Heavy fighting in Sudan's South Kordofan state is causing hundreds of thousands to flee into uncertain conditions. Local aid organizations estimate as many as 400,000 civilians have been internally displaced since the conflict began more than three years ago, while another 250,000 have fled across the border to refugee camps in South Sudan. VOA's Adam Bailes reports.
Video

Video Lao Dam Project Runs Into Opposition

A Lao dam project on a section of the Mekong River is drawing opposition from local fishermen, international environmental groups and neighboring countries. VOA's Say Mony visited the region to investigate the concerns. Colin Lovett narrates.
Video

Video A Filmmaker Discovers Her Biracial Identity in "Little White Lie

Lacey Schwartz grew up in an upper middle-class Jewish family, in a town in upstate New York where almost everyone she knew was white. She assumed that she was, as well. Her recent documentary, Little White Lie, tells the story of how she uncovered the secret of her true racial background. VOA’s Carolyn Weaver has more on the film.
Video

Video Deep Under Antarctic Ice Sheet, Life!

With the end of summer in the Southern hemisphere, the Antarctic research season is over. Scientists from Northern Illinois University are back in their laboratory after a 3-month expedition on the Ross Ice Shelf, the world’s largest floating ice sheet. As VOA’s Rosanne Skirble reports, they hope to find clues to explain the dynamics of the rapidly melting ice and its impact on sea level rise.
Video

Video US-Cuba Normalization Talks Resume Friday

Negotiations aimed at normalizing diplomatic relations between the U.S. and Cuba resume Friday. On the table: lifting a half-century trade embargo and easing banking and travel restrictions. There's opposition in Congress, but some analysts say there may be sufficient political and economic incentives in both nations for a potential breakthrough this year. VOA's Mil Arcega reports.
Video
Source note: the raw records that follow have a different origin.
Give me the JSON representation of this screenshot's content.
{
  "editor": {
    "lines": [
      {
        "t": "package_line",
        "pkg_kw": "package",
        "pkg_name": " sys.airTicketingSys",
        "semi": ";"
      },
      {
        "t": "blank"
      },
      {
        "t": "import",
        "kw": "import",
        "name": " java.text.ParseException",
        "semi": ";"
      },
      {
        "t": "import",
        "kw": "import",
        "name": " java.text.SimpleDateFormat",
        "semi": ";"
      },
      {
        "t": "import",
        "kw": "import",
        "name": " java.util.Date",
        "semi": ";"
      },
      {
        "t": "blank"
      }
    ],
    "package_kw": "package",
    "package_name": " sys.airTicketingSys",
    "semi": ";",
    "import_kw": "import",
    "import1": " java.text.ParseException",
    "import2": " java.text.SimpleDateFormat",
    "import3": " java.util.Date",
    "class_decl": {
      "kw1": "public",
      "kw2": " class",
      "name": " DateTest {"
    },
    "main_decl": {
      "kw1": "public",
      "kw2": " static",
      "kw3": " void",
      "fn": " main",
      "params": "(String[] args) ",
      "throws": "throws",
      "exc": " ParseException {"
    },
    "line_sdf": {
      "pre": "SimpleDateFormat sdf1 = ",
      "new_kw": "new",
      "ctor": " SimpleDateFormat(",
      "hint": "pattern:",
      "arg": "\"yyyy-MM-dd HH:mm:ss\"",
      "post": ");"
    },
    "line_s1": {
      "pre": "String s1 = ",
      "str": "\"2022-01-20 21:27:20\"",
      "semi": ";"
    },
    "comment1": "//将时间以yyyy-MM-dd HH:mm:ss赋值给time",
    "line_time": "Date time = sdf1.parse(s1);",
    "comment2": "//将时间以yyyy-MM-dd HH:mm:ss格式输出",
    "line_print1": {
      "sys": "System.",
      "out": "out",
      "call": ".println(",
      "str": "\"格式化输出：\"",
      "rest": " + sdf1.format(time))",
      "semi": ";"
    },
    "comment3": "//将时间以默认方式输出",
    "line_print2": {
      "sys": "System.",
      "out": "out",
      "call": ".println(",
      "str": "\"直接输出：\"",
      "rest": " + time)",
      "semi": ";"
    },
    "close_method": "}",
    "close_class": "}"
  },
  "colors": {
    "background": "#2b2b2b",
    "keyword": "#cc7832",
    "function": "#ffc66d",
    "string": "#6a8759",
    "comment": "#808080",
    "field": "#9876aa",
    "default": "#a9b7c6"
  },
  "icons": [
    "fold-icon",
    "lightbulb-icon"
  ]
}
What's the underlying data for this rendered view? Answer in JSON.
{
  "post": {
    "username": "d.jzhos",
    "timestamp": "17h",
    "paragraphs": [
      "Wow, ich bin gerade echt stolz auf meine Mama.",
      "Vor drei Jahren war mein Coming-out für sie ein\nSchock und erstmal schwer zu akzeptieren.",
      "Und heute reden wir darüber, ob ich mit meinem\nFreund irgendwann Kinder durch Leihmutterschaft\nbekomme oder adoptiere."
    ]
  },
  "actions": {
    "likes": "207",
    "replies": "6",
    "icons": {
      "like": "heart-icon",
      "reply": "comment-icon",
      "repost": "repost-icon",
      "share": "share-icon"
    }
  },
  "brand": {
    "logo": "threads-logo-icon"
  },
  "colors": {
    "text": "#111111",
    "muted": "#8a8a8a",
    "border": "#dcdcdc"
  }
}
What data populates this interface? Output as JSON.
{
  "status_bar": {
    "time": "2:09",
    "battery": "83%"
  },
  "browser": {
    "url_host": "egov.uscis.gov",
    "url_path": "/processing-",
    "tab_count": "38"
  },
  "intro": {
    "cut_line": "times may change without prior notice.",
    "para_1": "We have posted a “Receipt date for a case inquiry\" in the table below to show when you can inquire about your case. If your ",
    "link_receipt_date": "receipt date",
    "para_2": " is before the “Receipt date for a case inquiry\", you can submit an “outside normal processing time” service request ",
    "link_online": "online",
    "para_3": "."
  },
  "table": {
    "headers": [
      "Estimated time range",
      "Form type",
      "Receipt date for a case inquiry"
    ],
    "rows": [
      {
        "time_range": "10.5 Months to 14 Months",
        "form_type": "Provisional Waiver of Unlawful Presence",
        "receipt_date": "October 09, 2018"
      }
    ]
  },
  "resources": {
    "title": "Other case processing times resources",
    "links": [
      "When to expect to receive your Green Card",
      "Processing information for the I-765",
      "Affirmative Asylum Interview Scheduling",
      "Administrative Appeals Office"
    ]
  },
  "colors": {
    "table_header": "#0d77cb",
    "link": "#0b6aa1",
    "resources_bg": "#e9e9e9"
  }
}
Video Pakistan's Deadline For SIM Registration Has Cellphone Users Scrambling

Pakistani cell phone users have until midnight Thursday to register their SIM cards, or their service will be cut off. While some privacy experts worry about government intrusion, many Pakistanis are just worried about keeping their phone lines open. VOA Deewa reporter Arshad Muhmand has more from Peshawar.
Video

Video Myanmar Warns Factory Workers to End Strikes

Outside Myanmar's main city Yangon, thousands of workers walked off their jobs earlier this month demanding a doubling of their wages, pay raises after a year and input from labor unions on industrial regulations. Since Friday, the standoff has grown more tense as police moved in to disrupt the sit-ins, resulting in clashes that injured people from both sides. VOA correspondent Steve Herman visited industrial zones which have become a focus of Myanmar's fledgling workers rights movement.
Video

Video Oscar Winners Do More Than Thank the Academy

The Academy Awards presentation is Hollywood’s night to reward the best movies from the previous year. It’s typically a lot of glitter, a lot of thank you’s, a lot of speeches. But many of this year’s speeches carried messages beyond the thank you's. VOA’s Carolyn Presutti takes a look.

All About America

Circumventing Censorship

An Internet Primer for Healthy Web Habits

As surveillance and censoring technologies advance, so, too, do new tools for your computer or mobile device that help protect your privacy and break through Internet censorship.
More